(Dataset records)
----
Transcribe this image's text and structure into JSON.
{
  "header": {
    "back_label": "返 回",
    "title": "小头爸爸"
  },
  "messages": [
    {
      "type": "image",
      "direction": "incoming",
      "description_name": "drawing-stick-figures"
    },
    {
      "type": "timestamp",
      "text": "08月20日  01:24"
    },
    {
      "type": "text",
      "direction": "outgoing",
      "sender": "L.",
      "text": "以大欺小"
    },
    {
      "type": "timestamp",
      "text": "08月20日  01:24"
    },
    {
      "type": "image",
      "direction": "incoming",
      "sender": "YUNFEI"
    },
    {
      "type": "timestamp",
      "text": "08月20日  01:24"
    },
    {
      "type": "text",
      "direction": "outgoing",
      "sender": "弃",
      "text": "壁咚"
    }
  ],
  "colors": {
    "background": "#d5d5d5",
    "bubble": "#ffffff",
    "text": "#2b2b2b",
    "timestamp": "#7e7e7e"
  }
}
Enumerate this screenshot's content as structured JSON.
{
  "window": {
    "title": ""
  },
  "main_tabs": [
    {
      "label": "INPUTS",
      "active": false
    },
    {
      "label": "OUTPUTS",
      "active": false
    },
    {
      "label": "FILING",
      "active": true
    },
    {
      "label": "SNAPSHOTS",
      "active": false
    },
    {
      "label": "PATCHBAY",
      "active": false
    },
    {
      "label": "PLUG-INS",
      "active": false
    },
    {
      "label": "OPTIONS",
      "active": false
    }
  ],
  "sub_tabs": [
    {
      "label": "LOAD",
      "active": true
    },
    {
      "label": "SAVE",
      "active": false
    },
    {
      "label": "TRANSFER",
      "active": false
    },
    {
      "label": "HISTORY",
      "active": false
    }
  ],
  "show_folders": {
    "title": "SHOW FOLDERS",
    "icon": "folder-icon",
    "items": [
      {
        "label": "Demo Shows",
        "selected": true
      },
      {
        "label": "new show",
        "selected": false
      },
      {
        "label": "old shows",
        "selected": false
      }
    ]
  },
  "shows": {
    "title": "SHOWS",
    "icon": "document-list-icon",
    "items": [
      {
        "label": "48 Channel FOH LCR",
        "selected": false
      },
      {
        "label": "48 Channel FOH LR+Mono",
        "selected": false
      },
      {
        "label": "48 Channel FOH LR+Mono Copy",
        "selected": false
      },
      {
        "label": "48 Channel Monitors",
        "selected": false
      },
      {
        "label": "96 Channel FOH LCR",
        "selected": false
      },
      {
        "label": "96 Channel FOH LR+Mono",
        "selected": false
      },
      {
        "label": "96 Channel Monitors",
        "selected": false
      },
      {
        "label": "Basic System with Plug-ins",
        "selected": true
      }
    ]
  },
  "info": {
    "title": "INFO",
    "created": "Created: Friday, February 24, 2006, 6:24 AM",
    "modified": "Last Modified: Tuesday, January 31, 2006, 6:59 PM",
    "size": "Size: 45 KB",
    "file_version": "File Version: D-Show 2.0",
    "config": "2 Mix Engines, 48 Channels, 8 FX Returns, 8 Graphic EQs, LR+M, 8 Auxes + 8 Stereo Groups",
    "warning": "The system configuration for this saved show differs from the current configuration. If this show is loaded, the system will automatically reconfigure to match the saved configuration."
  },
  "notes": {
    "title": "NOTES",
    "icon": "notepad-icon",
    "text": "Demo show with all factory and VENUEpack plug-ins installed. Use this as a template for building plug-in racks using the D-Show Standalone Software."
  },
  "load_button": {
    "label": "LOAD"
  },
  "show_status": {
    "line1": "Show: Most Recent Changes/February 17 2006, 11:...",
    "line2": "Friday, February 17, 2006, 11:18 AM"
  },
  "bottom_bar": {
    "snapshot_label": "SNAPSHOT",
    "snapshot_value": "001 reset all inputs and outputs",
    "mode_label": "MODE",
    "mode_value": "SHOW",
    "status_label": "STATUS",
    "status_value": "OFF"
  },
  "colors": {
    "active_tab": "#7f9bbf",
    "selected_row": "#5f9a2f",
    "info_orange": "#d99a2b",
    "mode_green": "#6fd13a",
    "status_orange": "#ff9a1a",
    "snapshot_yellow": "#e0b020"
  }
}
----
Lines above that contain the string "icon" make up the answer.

    "icon": "folder-icon",
    "icon": "document-list-icon",
    "icon": "notepad-icon",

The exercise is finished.